======== Task inputs ========

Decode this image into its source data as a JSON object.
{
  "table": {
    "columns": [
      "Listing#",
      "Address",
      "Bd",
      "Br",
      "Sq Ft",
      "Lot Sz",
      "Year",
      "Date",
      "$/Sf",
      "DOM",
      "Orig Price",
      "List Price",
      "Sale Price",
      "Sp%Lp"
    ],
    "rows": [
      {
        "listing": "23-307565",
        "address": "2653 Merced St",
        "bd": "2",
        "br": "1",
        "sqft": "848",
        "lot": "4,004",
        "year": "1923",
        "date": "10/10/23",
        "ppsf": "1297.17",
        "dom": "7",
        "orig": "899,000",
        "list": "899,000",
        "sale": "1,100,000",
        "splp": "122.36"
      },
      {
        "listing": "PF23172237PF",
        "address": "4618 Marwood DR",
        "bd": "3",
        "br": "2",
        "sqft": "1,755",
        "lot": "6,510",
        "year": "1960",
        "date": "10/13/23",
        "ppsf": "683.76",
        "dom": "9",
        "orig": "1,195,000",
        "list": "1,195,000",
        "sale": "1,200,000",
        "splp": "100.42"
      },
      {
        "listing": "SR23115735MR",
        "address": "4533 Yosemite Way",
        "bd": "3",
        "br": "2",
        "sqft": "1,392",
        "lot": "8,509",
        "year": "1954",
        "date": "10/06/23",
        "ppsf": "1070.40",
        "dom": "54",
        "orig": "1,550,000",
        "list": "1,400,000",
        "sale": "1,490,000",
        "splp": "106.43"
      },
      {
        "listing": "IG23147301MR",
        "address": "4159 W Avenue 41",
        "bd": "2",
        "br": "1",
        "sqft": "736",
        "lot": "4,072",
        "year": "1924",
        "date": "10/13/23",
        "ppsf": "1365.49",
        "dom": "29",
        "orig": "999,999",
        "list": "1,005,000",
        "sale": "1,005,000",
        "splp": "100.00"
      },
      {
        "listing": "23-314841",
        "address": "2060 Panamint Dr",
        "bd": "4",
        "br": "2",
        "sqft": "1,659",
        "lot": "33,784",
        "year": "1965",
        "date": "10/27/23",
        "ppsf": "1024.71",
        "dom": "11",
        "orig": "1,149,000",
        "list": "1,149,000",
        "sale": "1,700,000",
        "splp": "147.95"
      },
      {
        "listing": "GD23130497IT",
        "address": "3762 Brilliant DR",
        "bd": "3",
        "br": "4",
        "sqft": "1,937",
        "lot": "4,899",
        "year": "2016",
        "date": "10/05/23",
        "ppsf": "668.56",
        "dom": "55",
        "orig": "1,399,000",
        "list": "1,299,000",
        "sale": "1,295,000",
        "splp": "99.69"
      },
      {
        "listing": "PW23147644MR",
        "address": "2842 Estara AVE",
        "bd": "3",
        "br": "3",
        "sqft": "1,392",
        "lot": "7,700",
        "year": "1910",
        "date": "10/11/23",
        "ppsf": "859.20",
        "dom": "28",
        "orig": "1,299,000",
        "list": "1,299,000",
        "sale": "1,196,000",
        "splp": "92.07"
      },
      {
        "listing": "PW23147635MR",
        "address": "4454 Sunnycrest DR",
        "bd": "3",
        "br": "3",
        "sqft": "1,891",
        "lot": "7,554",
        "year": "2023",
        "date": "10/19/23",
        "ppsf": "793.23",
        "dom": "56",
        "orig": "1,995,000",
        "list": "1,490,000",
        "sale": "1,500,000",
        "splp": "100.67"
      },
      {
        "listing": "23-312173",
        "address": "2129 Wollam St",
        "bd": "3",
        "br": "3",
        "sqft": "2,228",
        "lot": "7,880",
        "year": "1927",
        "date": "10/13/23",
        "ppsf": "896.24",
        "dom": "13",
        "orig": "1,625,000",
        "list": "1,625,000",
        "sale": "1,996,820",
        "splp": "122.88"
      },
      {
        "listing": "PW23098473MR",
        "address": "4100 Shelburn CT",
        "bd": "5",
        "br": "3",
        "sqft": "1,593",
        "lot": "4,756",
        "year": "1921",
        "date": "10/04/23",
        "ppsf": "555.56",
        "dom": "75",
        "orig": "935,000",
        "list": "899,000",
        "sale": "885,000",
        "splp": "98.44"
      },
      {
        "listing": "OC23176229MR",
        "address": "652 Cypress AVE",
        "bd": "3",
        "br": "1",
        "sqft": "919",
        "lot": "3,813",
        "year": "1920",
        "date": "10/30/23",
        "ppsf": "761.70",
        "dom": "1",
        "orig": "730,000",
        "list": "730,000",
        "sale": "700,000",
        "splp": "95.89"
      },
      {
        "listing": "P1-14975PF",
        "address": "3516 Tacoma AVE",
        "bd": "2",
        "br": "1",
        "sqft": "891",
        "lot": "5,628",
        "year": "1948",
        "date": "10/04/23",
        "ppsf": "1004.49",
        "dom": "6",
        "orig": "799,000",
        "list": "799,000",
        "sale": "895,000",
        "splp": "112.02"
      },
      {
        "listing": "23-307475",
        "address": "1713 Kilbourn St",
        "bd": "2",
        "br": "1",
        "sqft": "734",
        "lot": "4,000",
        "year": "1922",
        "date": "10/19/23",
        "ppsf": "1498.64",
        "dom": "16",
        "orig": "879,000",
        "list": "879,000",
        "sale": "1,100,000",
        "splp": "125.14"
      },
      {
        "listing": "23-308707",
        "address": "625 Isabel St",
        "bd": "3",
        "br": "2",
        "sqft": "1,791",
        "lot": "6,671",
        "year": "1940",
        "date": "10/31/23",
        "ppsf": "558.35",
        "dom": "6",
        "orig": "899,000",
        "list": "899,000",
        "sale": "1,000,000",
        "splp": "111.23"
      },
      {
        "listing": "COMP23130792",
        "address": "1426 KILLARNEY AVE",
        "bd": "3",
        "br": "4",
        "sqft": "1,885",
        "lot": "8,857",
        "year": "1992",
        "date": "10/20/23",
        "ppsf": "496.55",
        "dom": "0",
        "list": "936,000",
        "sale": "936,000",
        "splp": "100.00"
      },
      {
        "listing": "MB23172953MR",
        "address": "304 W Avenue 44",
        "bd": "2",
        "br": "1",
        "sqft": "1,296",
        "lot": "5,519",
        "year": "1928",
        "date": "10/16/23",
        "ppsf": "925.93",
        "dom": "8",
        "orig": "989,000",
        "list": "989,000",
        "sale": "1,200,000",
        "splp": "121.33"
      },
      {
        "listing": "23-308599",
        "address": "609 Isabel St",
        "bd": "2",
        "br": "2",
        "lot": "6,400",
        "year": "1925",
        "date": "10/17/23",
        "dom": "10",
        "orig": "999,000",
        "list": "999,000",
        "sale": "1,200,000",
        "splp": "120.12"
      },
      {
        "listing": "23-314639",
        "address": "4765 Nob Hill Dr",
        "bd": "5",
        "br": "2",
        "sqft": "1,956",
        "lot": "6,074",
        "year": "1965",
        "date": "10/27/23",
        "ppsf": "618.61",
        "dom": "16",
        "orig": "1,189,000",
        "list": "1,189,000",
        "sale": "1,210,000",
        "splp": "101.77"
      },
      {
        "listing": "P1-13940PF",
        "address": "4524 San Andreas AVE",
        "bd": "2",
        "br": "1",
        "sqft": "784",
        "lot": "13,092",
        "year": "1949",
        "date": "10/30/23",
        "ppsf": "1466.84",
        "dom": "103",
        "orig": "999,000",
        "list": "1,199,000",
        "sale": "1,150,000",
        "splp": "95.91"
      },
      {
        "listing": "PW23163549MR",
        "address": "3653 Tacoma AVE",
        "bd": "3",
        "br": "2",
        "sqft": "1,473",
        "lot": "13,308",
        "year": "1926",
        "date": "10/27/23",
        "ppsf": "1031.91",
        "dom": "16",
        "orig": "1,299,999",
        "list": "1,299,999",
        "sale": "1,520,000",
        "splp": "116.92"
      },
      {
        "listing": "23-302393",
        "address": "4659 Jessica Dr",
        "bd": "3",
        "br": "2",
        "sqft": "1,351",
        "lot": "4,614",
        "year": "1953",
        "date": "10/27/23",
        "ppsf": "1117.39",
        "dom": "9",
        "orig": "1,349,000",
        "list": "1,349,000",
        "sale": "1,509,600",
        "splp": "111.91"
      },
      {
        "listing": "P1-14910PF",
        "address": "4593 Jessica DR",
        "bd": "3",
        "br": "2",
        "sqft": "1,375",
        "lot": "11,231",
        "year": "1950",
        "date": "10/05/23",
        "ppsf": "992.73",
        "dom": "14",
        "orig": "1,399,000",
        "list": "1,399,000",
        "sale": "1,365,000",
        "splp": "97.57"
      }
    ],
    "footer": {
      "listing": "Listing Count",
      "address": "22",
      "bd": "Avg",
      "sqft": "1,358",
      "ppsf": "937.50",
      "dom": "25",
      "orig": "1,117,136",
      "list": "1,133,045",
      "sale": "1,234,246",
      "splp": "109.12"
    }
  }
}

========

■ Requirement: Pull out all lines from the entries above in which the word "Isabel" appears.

■ Reply to the task:
        "address": "625 Isabel St",
        "address": "609 Isabel St",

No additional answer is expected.